▸ **EXERCISE DESCRIPTION**
Please return only the lines from the one with "Read all visible content and emit it as JSON." through the final line of the data, unchanged, with pictures omitted.

▸ **RECORDS TO USE**

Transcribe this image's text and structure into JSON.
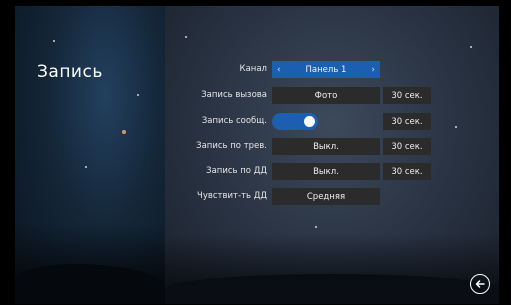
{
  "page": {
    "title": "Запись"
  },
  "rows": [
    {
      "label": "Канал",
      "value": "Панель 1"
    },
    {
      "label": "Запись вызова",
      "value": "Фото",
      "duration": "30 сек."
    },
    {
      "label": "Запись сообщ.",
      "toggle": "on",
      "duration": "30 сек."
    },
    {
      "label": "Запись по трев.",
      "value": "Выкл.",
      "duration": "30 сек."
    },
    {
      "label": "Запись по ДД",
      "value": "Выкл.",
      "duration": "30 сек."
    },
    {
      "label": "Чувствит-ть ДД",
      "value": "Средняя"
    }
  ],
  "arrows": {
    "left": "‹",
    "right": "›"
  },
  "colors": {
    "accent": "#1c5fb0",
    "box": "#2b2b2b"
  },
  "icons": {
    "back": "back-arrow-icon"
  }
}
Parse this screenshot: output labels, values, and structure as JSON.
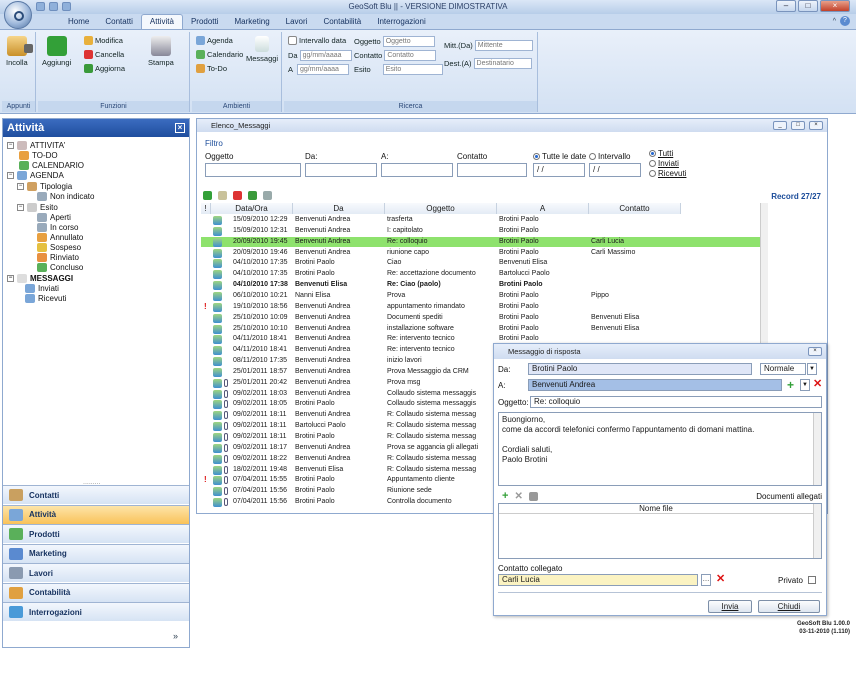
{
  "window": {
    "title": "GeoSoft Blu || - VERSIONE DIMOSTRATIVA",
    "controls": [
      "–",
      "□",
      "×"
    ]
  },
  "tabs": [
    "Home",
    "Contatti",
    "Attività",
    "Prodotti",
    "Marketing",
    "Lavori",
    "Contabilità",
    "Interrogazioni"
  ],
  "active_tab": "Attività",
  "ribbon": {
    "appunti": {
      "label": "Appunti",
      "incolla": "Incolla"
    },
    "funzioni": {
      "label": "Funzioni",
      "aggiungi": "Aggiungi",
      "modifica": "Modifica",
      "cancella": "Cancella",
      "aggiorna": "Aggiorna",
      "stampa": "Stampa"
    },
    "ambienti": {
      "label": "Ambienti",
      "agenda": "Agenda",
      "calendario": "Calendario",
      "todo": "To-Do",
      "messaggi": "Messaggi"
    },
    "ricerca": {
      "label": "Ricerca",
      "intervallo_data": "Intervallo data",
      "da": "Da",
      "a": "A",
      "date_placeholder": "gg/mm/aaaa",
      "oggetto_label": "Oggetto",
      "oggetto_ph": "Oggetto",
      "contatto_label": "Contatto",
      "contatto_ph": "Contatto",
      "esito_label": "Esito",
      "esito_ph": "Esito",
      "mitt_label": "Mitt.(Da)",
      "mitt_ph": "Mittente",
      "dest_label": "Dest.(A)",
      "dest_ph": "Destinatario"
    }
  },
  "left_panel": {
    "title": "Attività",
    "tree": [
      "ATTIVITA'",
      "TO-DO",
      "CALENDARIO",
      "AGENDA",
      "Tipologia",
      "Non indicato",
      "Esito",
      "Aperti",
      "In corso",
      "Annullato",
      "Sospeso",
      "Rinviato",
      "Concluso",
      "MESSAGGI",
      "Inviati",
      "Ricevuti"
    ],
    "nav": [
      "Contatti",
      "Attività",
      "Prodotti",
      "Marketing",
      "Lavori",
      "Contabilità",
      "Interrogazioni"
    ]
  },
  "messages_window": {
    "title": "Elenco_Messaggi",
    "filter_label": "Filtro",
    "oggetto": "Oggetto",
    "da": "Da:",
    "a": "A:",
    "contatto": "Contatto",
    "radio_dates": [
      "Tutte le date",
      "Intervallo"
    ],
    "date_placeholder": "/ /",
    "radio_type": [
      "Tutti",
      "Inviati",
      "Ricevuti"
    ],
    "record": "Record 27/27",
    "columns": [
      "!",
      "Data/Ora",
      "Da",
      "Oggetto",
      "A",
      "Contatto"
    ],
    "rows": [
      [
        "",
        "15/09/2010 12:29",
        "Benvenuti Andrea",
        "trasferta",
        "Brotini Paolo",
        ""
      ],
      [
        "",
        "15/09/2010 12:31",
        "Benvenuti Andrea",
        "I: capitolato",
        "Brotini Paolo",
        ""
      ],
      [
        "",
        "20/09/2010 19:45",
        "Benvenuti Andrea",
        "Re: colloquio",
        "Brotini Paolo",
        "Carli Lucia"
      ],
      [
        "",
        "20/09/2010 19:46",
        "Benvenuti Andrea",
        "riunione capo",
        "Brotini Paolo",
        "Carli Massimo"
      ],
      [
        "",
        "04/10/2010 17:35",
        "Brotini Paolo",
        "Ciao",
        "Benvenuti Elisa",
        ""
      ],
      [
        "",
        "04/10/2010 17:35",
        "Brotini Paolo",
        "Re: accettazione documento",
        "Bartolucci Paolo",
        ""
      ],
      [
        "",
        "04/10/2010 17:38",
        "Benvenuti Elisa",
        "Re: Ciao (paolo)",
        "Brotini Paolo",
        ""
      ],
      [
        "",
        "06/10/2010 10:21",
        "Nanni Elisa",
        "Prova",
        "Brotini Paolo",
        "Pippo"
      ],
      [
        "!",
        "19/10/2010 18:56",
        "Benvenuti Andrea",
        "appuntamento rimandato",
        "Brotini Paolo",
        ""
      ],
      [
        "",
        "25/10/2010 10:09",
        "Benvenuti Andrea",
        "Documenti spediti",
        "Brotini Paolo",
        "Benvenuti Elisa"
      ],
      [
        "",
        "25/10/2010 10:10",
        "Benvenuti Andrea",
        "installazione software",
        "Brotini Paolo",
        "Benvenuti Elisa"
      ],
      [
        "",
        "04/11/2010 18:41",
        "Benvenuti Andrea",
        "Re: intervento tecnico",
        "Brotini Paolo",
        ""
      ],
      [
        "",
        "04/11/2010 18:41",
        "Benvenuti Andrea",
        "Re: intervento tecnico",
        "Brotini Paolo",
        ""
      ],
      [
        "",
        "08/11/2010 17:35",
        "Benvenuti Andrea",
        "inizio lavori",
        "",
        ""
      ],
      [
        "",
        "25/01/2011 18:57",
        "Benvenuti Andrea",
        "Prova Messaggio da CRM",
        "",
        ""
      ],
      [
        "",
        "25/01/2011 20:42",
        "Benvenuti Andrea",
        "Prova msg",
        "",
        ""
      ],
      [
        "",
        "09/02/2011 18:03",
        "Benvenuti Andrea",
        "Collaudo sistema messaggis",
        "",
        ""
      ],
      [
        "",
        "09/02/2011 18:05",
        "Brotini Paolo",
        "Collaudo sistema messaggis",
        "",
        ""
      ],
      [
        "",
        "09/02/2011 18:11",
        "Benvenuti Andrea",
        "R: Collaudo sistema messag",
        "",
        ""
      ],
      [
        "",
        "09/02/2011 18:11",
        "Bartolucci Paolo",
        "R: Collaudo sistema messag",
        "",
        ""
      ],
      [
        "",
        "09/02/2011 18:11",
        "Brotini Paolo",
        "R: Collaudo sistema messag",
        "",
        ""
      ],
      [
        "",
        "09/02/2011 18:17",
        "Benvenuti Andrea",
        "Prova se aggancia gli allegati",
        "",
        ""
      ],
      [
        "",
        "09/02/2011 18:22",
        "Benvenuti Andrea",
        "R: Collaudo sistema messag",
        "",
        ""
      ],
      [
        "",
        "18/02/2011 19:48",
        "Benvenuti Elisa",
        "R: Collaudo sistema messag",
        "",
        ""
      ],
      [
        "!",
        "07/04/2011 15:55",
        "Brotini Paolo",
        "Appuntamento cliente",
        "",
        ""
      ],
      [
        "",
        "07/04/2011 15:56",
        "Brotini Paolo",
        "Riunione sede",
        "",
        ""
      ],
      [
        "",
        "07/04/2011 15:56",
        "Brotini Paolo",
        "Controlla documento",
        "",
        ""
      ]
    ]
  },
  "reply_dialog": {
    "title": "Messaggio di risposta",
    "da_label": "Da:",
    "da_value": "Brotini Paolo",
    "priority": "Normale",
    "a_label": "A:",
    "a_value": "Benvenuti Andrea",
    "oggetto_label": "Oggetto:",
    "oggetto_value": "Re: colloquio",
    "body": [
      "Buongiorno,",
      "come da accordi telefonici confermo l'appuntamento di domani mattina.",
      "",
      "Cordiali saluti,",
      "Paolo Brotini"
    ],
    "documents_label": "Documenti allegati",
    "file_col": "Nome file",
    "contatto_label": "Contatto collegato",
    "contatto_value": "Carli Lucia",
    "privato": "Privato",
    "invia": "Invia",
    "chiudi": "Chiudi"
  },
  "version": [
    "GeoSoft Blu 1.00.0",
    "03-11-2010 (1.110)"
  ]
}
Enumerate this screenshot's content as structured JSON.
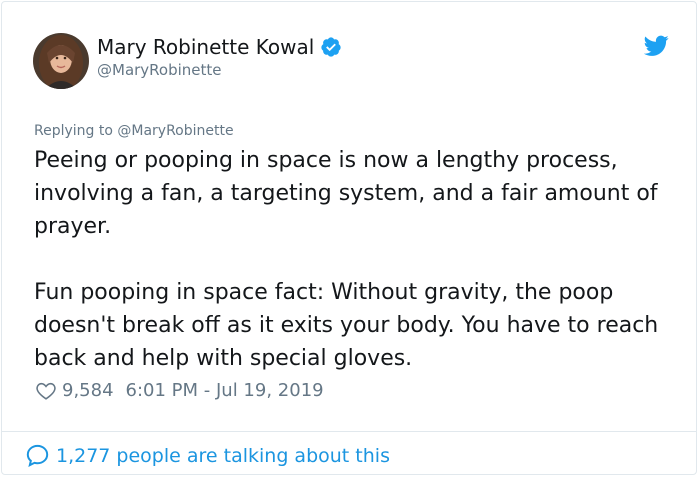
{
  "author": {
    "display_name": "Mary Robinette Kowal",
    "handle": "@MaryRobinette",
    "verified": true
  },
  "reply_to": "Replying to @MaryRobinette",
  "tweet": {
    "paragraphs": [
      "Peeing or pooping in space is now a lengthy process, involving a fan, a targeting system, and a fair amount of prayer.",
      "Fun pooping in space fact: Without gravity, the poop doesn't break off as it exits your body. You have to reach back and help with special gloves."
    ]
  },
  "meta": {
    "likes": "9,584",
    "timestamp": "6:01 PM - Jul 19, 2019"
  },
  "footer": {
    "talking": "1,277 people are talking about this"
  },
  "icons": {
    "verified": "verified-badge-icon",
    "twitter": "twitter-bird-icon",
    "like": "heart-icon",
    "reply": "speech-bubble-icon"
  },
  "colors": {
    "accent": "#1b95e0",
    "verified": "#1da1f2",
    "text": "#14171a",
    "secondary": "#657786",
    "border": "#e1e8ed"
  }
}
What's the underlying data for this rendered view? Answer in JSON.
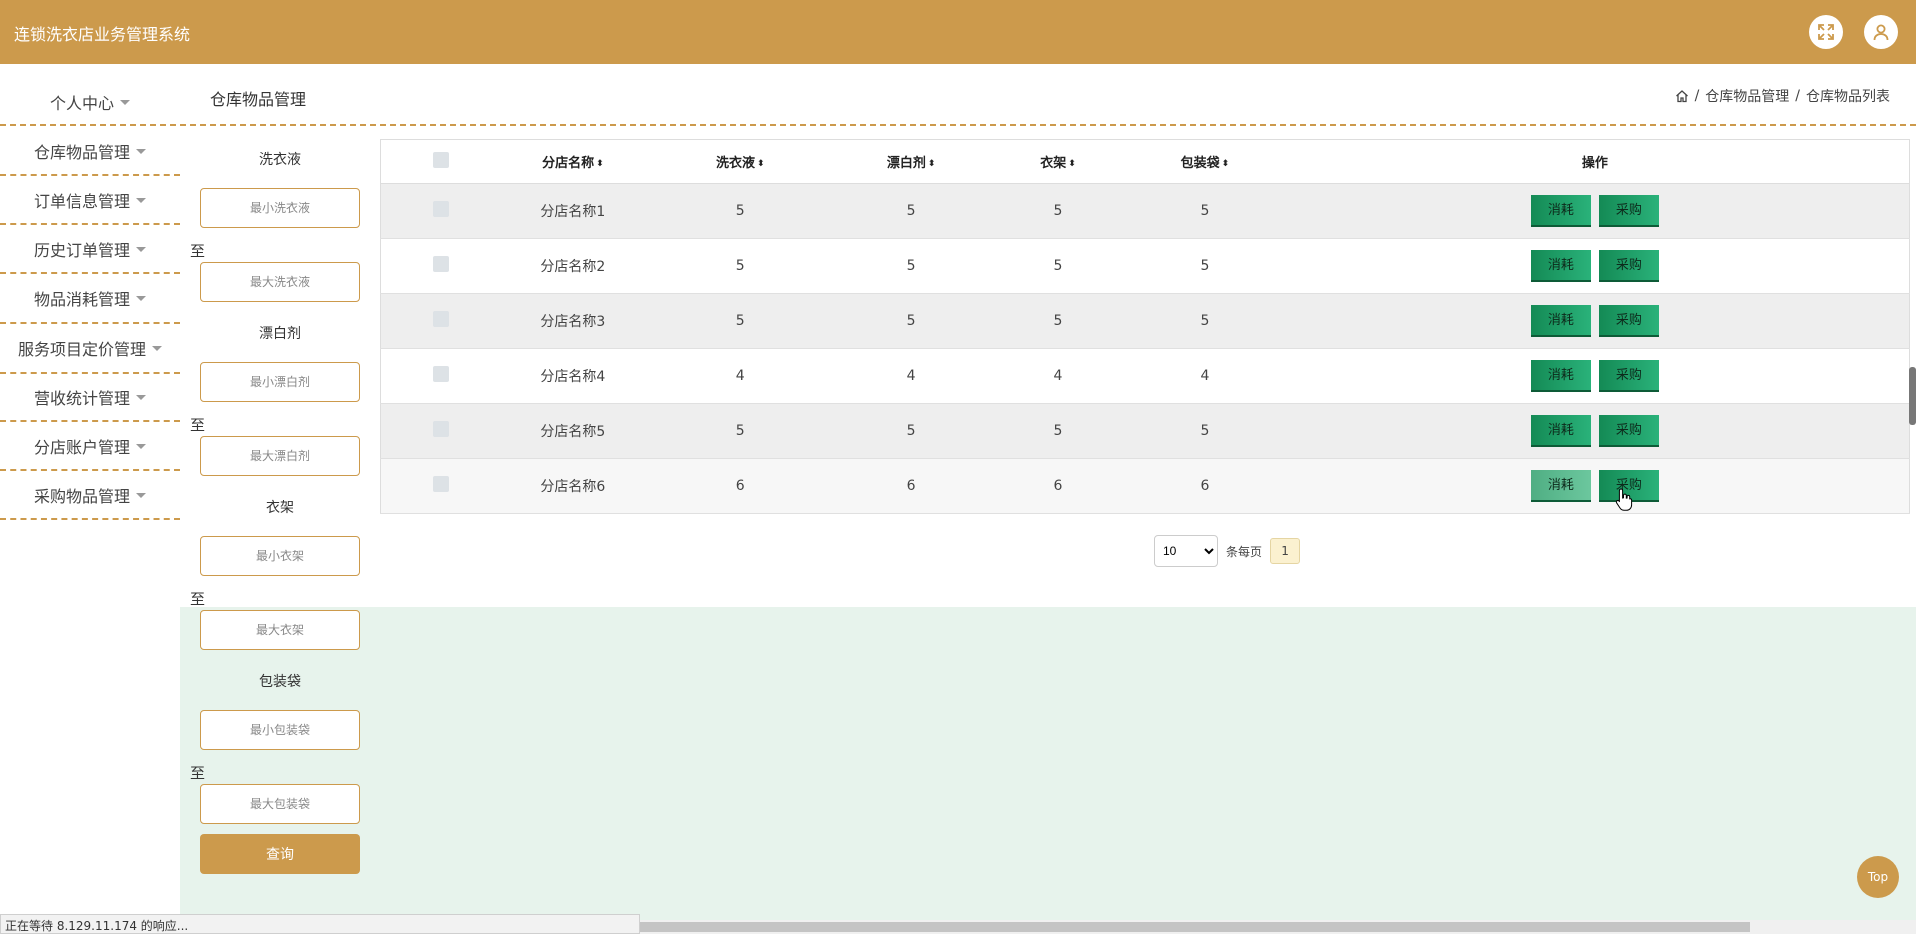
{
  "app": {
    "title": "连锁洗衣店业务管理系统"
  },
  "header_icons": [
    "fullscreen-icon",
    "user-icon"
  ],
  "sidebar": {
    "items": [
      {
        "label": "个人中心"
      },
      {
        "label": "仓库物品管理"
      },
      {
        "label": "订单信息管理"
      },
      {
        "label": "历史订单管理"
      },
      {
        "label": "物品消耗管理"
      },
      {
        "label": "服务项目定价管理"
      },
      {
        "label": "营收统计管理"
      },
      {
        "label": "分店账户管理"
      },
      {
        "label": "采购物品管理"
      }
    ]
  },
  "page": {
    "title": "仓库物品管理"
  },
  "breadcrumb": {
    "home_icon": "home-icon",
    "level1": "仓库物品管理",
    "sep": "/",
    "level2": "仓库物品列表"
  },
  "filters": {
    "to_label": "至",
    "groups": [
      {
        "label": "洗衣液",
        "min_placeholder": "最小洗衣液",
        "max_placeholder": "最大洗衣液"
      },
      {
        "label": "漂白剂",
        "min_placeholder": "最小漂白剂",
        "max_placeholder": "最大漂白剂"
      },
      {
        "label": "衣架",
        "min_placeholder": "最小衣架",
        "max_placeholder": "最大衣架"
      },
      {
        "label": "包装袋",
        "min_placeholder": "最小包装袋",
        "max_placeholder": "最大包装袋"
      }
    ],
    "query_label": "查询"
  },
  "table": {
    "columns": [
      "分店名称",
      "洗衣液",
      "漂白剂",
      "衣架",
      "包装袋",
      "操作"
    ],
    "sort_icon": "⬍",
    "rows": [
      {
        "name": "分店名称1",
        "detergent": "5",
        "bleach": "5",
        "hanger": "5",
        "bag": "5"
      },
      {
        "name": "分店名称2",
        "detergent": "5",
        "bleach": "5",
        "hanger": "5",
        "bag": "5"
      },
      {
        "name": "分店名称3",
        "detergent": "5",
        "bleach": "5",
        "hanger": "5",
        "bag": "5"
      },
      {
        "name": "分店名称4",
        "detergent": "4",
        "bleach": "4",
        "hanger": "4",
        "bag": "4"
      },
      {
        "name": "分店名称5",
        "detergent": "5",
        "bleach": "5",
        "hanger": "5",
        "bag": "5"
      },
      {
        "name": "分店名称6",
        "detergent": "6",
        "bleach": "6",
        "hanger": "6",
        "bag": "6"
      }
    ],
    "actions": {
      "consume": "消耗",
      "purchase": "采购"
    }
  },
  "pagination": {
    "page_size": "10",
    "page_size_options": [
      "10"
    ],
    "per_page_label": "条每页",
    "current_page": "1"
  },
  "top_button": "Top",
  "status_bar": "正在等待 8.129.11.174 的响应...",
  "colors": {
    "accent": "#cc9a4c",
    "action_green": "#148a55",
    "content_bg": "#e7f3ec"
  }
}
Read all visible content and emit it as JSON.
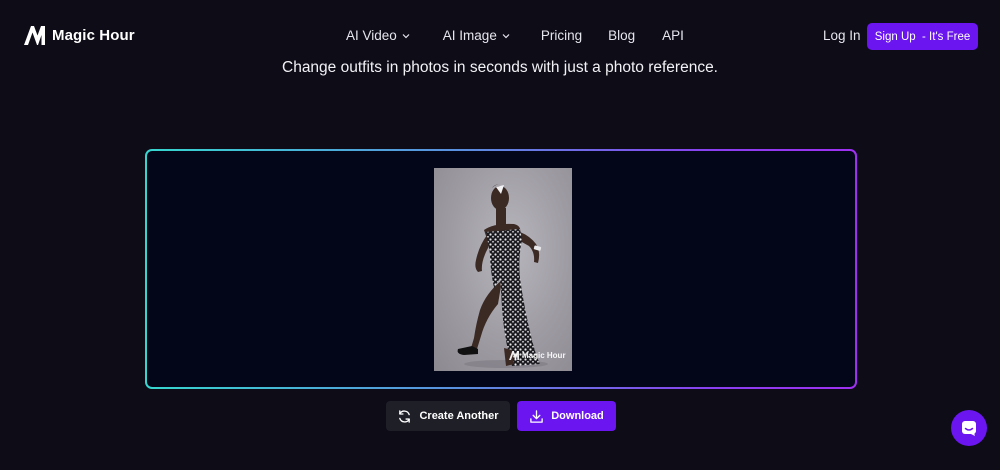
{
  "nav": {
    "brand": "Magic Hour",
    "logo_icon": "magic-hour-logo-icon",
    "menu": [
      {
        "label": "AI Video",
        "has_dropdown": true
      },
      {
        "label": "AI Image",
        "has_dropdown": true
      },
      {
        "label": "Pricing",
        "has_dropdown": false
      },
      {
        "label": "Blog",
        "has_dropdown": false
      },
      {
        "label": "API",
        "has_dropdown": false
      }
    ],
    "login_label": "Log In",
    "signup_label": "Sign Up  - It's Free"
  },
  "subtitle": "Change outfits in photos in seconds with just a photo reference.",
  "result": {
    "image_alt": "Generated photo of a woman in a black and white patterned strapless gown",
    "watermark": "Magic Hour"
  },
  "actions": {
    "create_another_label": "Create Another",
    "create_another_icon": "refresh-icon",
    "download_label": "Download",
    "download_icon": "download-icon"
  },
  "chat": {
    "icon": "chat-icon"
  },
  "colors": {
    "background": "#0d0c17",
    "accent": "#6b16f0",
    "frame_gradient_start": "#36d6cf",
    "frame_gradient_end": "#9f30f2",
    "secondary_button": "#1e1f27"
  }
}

▸ **EXERCISE RESPONSE**
Read all visible content and emit it as JSON.
{
  "nav": {
    "brand": "Magic Hour",
    "logo_icon": "magic-hour-logo-icon",
    "menu": [
      {
        "label": "AI Video",
        "has_dropdown": true
      },
      {
        "label": "AI Image",
        "has_dropdown": true
      },
      {
        "label": "Pricing",
        "has_dropdown": false
      },
      {
        "label": "Blog",
        "has_dropdown": false
      },
      {
        "label": "API",
        "has_dropdown": false
      }
    ],
    "login_label": "Log In",
    "signup_label": "Sign Up  - It's Free"
  },
  "subtitle": "Change outfits in photos in seconds with just a photo reference.",
  "result": {
    "image_alt": "Generated photo of a woman in a black and white patterned strapless gown",
    "watermark": "Magic Hour"
  },
  "actions": {
    "create_another_label": "Create Another",
    "create_another_icon": "refresh-icon",
    "download_label": "Download",
    "download_icon": "download-icon"
  },
  "chat": {
    "icon": "chat-icon"
  },
  "colors": {
    "background": "#0d0c17",
    "accent": "#6b16f0",
    "frame_gradient_start": "#36d6cf",
    "frame_gradient_end": "#9f30f2",
    "secondary_button": "#1e1f27"
  }
}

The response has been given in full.